(d)
A seller may receive a non-refundable initial deposit from a buyer (refer to paragraphs 3, 5, 7, 31, 35 and subparagraphs 9(d) and 12(h) of this Ruling) but the lay-by sale might be terminated. If this occurs and the seller decides, in the circumstances of a particular case, to refund the deposit (in whole or in part), the seller incurs a loss or outgoing for the purposes of subsection 51(1) of the ITAA to the extent of the amount refunded. A deduction is therefore allowable for the amount of the deposit that is refunded.

Examples

Example 1

42. On 20 June 1994, Peta entered into a lay-by sale agreement with Shopmart Stores Ltd to purchase goods priced at $300. Peta is required to pay $30 deposit and the balance by 2 September 1994. The goods are removed from display, labelled with a reference to the lay-by sale agreement, and set aside in an area of Shopmart's store separate from its other stock.

43. The full sale price of $300 is derived by Shopmart as income under subsection 25(1) in the year of income ended 30 June 1995. The goods held by Shopmart which are subject to the lay-by sale agreement are trading stock on hand under section 28 for the year of income ended 30 June 1994.

Example 2

44. In Example 1, let us assume Peta decided that she no longer wanted the goods, and she notified Shopmart on 18 July 1994 that she wished to terminate the agreement. At that stage, Peta had paid instalments totalling $150, in addition to the $30 deposit. Shopmart refunds Peta $155, being entitled to retain $25 for storage and other selling costs.

45. As a result of the agreement being terminated, Shopmart has refunded $155 ($30 deposit plus $150 instalments less $25 storage and selling costs) it had received and it will not receive the balance of $120 of the full purchase price.

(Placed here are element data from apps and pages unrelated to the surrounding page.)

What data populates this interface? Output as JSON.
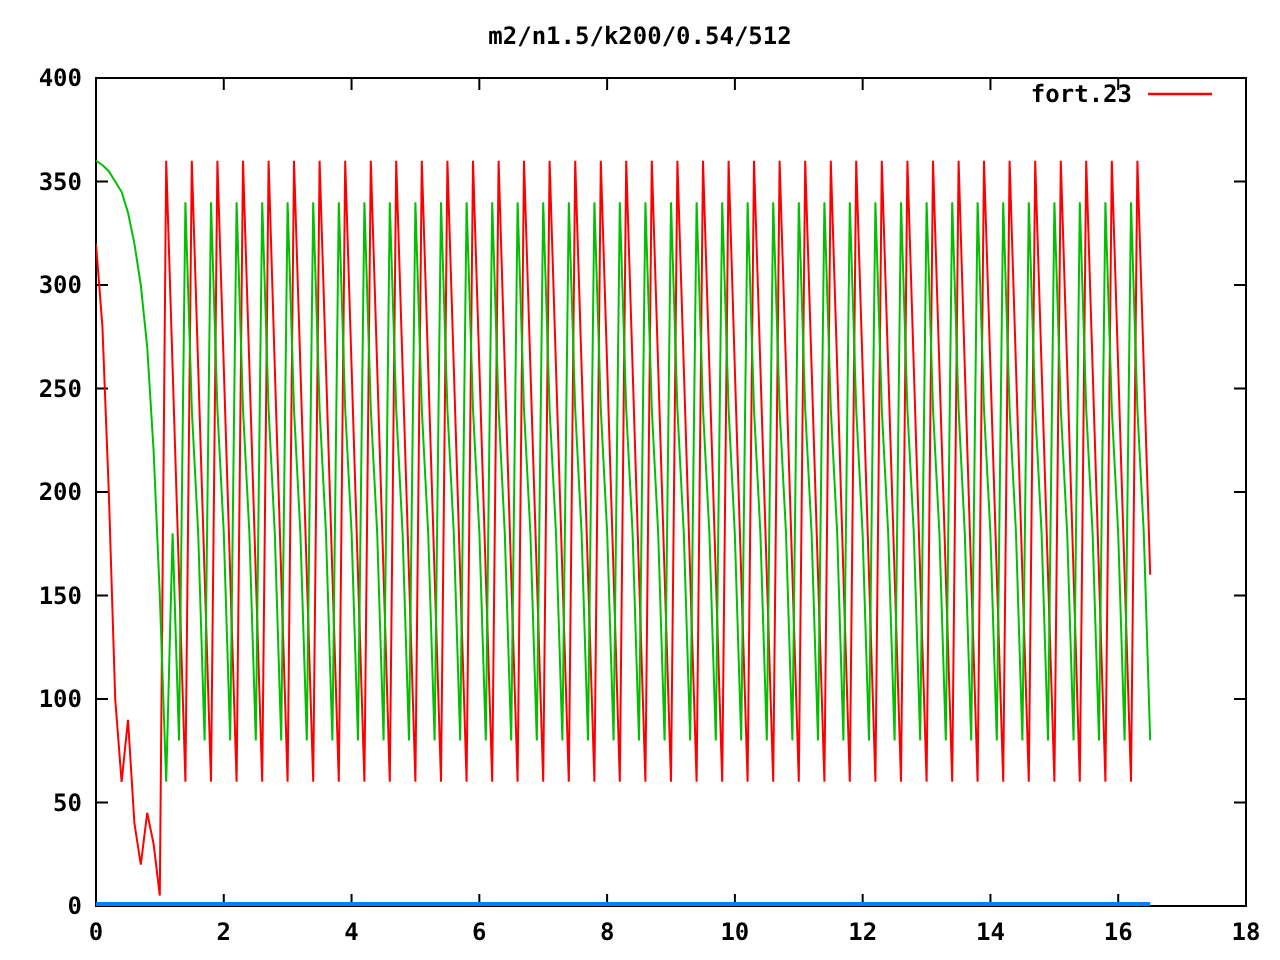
{
  "chart_data": {
    "type": "line",
    "title": "m2/n1.5/k200/0.54/512",
    "xlim": [
      0,
      18
    ],
    "ylim": [
      0,
      400
    ],
    "xticks": [
      0,
      2,
      4,
      6,
      8,
      10,
      12,
      14,
      16,
      18
    ],
    "yticks": [
      0,
      50,
      100,
      150,
      200,
      250,
      300,
      350,
      400
    ],
    "x": [
      0,
      0.1,
      0.2,
      0.3,
      0.4,
      0.5,
      0.6,
      0.7,
      0.8,
      0.9,
      1,
      1.1,
      1.2,
      1.3,
      1.4,
      1.5,
      1.6,
      1.7,
      1.8,
      1.9,
      2,
      2.1,
      2.2,
      2.3,
      2.4,
      2.5,
      2.6,
      2.7,
      2.8,
      2.9,
      3,
      3.1,
      3.2,
      3.3,
      3.4,
      3.5,
      3.6,
      3.7,
      3.8,
      3.9,
      4,
      4.1,
      4.2,
      4.3,
      4.4,
      4.5,
      4.6,
      4.7,
      4.8,
      4.9,
      5,
      5.1,
      5.2,
      5.3,
      5.4,
      5.5,
      5.6,
      5.7,
      5.8,
      5.9,
      6,
      6.1,
      6.2,
      6.3,
      6.4,
      6.5,
      6.6,
      6.7,
      6.8,
      6.9,
      7,
      7.1,
      7.2,
      7.3,
      7.4,
      7.5,
      7.6,
      7.7,
      7.8,
      7.9,
      8,
      8.1,
      8.2,
      8.3,
      8.4,
      8.5,
      8.6,
      8.7,
      8.8,
      8.9,
      9,
      9.1,
      9.2,
      9.3,
      9.4,
      9.5,
      9.6,
      9.7,
      9.8,
      9.9,
      10,
      10.1,
      10.2,
      10.3,
      10.4,
      10.5,
      10.6,
      10.7,
      10.8,
      10.9,
      11,
      11.1,
      11.2,
      11.3,
      11.4,
      11.5,
      11.6,
      11.7,
      11.8,
      11.9,
      12,
      12.1,
      12.2,
      12.3,
      12.4,
      12.5,
      12.6,
      12.7,
      12.8,
      12.9,
      13,
      13.1,
      13.2,
      13.3,
      13.4,
      13.5,
      13.6,
      13.7,
      13.8,
      13.9,
      14,
      14.1,
      14.2,
      14.3,
      14.4,
      14.5,
      14.6,
      14.7,
      14.8,
      14.9,
      15,
      15.1,
      15.2,
      15.3,
      15.4,
      15.5,
      15.6,
      15.7,
      15.8,
      15.9,
      16,
      16.1,
      16.2,
      16.3,
      16.4,
      16.5
    ],
    "series": [
      {
        "name": "fort.23",
        "color": "#ff0000",
        "values": [
          320,
          280,
          200,
          100,
          60,
          90,
          40,
          20,
          45,
          30,
          5,
          360,
          260,
          160,
          60,
          360,
          260,
          160,
          60,
          360,
          260,
          160,
          60,
          360,
          260,
          160,
          60,
          360,
          260,
          160,
          60,
          360,
          260,
          160,
          60,
          360,
          260,
          160,
          60,
          360,
          260,
          160,
          60,
          360,
          260,
          160,
          60,
          360,
          260,
          160,
          60,
          360,
          260,
          160,
          60,
          360,
          260,
          160,
          60,
          360,
          260,
          160,
          60,
          360,
          260,
          160,
          60,
          360,
          260,
          160,
          60,
          360,
          260,
          160,
          60,
          360,
          260,
          160,
          60,
          360,
          260,
          160,
          60,
          360,
          260,
          160,
          60,
          360,
          260,
          160,
          60,
          360,
          260,
          160,
          60,
          360,
          260,
          160,
          60,
          360,
          260,
          160,
          60,
          360,
          260,
          160,
          60,
          360,
          260,
          160,
          60,
          360,
          260,
          160,
          60,
          360,
          260,
          160,
          60,
          360,
          260,
          160,
          60,
          360,
          260,
          160,
          60,
          360,
          260,
          160,
          60,
          360,
          260,
          160,
          60,
          360,
          260,
          160,
          60,
          360,
          260,
          160,
          60,
          360,
          260,
          160,
          60,
          360,
          260,
          160,
          60,
          360,
          260,
          160,
          60,
          360,
          260,
          160,
          60,
          360,
          260,
          160,
          60,
          360,
          260,
          160
        ]
      },
      {
        "color": "#00c000",
        "values": [
          360,
          358,
          355,
          350,
          345,
          335,
          320,
          300,
          270,
          220,
          150,
          60,
          180,
          80,
          340,
          240,
          180,
          80,
          340,
          240,
          180,
          80,
          340,
          240,
          180,
          80,
          340,
          240,
          180,
          80,
          340,
          240,
          180,
          80,
          340,
          240,
          180,
          80,
          340,
          240,
          180,
          80,
          340,
          240,
          180,
          80,
          340,
          240,
          180,
          80,
          340,
          240,
          180,
          80,
          340,
          240,
          180,
          80,
          340,
          240,
          180,
          80,
          340,
          240,
          180,
          80,
          340,
          240,
          180,
          80,
          340,
          240,
          180,
          80,
          340,
          240,
          180,
          80,
          340,
          240,
          180,
          80,
          340,
          240,
          180,
          80,
          340,
          240,
          180,
          80,
          340,
          240,
          180,
          80,
          340,
          240,
          180,
          80,
          340,
          240,
          180,
          80,
          340,
          240,
          180,
          80,
          340,
          240,
          180,
          80,
          340,
          240,
          180,
          80,
          340,
          240,
          180,
          80,
          340,
          240,
          180,
          80,
          340,
          240,
          180,
          80,
          340,
          240,
          180,
          80,
          340,
          240,
          180,
          80,
          340,
          240,
          180,
          80,
          340,
          240,
          180,
          80,
          340,
          240,
          180,
          80,
          340,
          240,
          180,
          80,
          340,
          240,
          180,
          80,
          340,
          240,
          180,
          80,
          340,
          240,
          180,
          80,
          340,
          240,
          180,
          80
        ]
      },
      {
        "color": "#0080ff",
        "values": [
          0,
          0,
          0,
          0,
          0,
          0,
          0,
          0,
          0,
          0,
          0,
          0,
          0,
          0,
          0,
          0,
          0,
          0,
          0,
          0,
          0,
          0,
          0,
          0,
          0,
          0,
          0,
          0,
          0,
          0,
          0,
          0,
          0,
          0,
          0,
          0,
          0,
          0,
          0,
          0,
          0,
          0,
          0,
          0,
          0,
          0,
          0,
          0,
          0,
          0,
          0,
          0,
          0,
          0,
          0,
          0,
          0,
          0,
          0,
          0,
          0,
          0,
          0,
          0,
          0,
          0,
          0,
          0,
          0,
          0,
          0,
          0,
          0,
          0,
          0,
          0,
          0,
          0,
          0,
          0,
          0,
          0,
          0,
          0,
          0,
          0,
          0,
          0,
          0,
          0,
          0,
          0,
          0,
          0,
          0,
          0,
          0,
          0,
          0,
          0,
          0,
          0,
          0,
          0,
          0,
          0,
          0,
          0,
          0,
          0,
          0,
          0,
          0,
          0,
          0,
          0,
          0,
          0,
          0,
          0,
          0,
          0,
          0,
          0,
          0,
          0,
          0,
          0,
          0,
          0,
          0,
          0,
          0,
          0,
          0,
          0,
          0,
          0,
          0,
          0,
          0,
          0,
          0,
          0,
          0,
          0,
          0,
          0,
          0,
          0,
          0,
          0,
          0,
          0,
          0,
          0,
          0,
          0,
          0,
          0,
          0,
          0,
          0,
          0,
          0,
          0
        ]
      }
    ]
  }
}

It is not entitled to a deduction under subsection 51(1) of the ITAA for a loss or outgoing of either the amount of $155 or $120 in either the year of income ended 30 June 1994 or 30 June 1995. Shopmart derives the amount of $25 that it retained as income under subsection 25(1) in the year of income ended 30 June 1995.

Commissioner of Taxation
1 June 1995

Previously released in draft form as TD 92/D214 and

TR 94/D40

References

ATO references:
NO 94/7902-3
BO TRUMG 94/3

ISSN 1039 - 0731

Related Rulings/Determinations:

IT 2670

Subject References:
- accruals
- derivation of income
- lay-by sale
- sale of goods
- trading stock
- trading stock on hand

Legislative References:
- ITAA 25(1)
- ITAA 28
- ITAA 51(1)

Case References:
All States Frozen Foods Pty Ltd v. FC of T
90 ATC 4175
(1990) 20 ATR 1874


Arthur Murray (NSW) Pty Ltd v. FC of T
(1965) 114 CLR 314
14 ATD 98

Country Magazine Pty Ltd v. FC of T
(1968) 117 CLR 162
15 ATD 86

The Commissioner of Taxes (South Australia) v. The Executor Trustee and Agency Company of South Australia Ltd
(1938) 63 CLR 108
5 ATD 98

Gasparin v. FC of T
94 ATC 4280
(1994) 28 ATR 130

Ladenburg & Co v. Goodwin Ferreira & Co Ltd (in liq) and Garnett
[1912] 3 KB 275

J. Rowe and Son Pty Ltd v. FC of T
(1971) 124 CLR 421
71 ATC 4157
(1971) 2 ATR 497

TR 95/7 history
  Date: Version: Change:
  1 June 1995 Original ruling  
You are here 29 November 2006 Original ruling + note Repeal provision note